TRY IT:
From the first line to the last, print the data exactly as it appears.

MATERIAL FOR THIS EXERCISE:
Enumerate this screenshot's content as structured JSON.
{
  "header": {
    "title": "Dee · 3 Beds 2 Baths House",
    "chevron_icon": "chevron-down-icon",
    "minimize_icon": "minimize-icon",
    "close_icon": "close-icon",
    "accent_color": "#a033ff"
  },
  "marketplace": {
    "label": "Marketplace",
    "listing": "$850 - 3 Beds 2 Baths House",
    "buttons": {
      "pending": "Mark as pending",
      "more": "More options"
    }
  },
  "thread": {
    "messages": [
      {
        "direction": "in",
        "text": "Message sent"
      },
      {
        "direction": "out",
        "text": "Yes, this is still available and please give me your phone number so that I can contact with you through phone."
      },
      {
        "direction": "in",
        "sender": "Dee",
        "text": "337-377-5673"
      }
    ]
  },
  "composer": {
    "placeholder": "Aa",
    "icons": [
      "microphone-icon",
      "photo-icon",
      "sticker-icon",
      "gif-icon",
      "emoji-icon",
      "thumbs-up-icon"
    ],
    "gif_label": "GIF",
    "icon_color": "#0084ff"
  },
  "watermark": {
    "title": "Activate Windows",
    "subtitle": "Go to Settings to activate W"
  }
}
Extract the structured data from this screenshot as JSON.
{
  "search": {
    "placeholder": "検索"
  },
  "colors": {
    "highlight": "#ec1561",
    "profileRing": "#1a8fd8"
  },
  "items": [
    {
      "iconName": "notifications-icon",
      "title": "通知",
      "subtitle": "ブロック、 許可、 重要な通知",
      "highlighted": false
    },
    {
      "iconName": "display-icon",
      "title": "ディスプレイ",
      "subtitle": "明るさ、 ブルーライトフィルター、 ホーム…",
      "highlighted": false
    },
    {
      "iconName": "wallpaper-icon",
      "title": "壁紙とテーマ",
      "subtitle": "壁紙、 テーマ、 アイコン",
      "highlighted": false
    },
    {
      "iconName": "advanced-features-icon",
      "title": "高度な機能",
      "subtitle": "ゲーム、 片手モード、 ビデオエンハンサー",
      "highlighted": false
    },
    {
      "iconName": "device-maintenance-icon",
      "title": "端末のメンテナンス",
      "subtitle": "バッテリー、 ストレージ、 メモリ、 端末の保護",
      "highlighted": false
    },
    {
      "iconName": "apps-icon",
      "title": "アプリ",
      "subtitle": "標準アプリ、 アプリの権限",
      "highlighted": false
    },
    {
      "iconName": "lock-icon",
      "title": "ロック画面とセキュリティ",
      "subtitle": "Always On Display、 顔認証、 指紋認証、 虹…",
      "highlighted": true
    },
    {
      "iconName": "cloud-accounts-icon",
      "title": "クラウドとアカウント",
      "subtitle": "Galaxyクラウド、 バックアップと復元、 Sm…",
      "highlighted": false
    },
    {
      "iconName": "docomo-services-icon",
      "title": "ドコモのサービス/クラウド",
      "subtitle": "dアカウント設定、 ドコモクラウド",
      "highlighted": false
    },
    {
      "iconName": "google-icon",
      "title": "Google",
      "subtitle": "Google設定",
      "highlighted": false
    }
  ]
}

EXPECTED ANSWER:
Enumerate this screenshot's content as structured JSON.
{
  "header": {
    "title": "Dee · 3 Beds 2 Baths House",
    "chevron_icon": "chevron-down-icon",
    "minimize_icon": "minimize-icon",
    "close_icon": "close-icon",
    "accent_color": "#a033ff"
  },
  "marketplace": {
    "label": "Marketplace",
    "listing": "$850 - 3 Beds 2 Baths House",
    "buttons": {
      "pending": "Mark as pending",
      "more": "More options"
    }
  },
  "thread": {
    "messages": [
      {
        "direction": "in",
        "text": "Message sent"
      },
      {
        "direction": "out",
        "text": "Yes, this is still available and please give me your phone number so that I can contact with you through phone."
      },
      {
        "direction": "in",
        "sender": "Dee",
        "text": "337-377-5673"
      }
    ]
  },
  "composer": {
    "placeholder": "Aa",
    "icons": [
      "microphone-icon",
      "photo-icon",
      "sticker-icon",
      "gif-icon",
      "emoji-icon",
      "thumbs-up-icon"
    ],
    "gif_label": "GIF",
    "icon_color": "#0084ff"
  },
  "watermark": {
    "title": "Activate Windows",
    "subtitle": "Go to Settings to activate W"
  }
}
Extract the structured data from this screenshot as JSON.
{
  "search": {
    "placeholder": "検索"
  },
  "colors": {
    "highlight": "#ec1561",
    "profileRing": "#1a8fd8"
  },
  "items": [
    {
      "iconName": "notifications-icon",
      "title": "通知",
      "subtitle": "ブロック、 許可、 重要な通知",
      "highlighted": false
    },
    {
      "iconName": "display-icon",
      "title": "ディスプレイ",
      "subtitle": "明るさ、 ブルーライトフィルター、 ホーム…",
      "highlighted": false
    },
    {
      "iconName": "wallpaper-icon",
      "title": "壁紙とテーマ",
      "subtitle": "壁紙、 テーマ、 アイコン",
      "highlighted": false
    },
    {
      "iconName": "advanced-features-icon",
      "title": "高度な機能",
      "subtitle": "ゲーム、 片手モード、 ビデオエンハンサー",
      "highlighted": false
    },
    {
      "iconName": "device-maintenance-icon",
      "title": "端末のメンテナンス",
      "subtitle": "バッテリー、 ストレージ、 メモリ、 端末の保護",
      "highlighted": false
    },
    {
      "iconName": "apps-icon",
      "title": "アプリ",
      "subtitle": "標準アプリ、 アプリの権限",
      "highlighted": false
    },
    {
      "iconName": "lock-icon",
      "title": "ロック画面とセキュリティ",
      "subtitle": "Always On Display、 顔認証、 指紋認証、 虹…",
      "highlighted": true
    },
    {
      "iconName": "cloud-accounts-icon",
      "title": "クラウドとアカウント",
      "subtitle": "Galaxyクラウド、 バックアップと復元、 Sm…",
      "highlighted": false
    },
    {
      "iconName": "docomo-services-icon",
      "title": "ドコモのサービス/クラウド",
      "subtitle": "dアカウント設定、 ドコモクラウド",
      "highlighted": false
    },
    {
      "iconName": "google-icon",
      "title": "Google",
      "subtitle": "Google設定",
      "highlighted": false
    }
  ]
}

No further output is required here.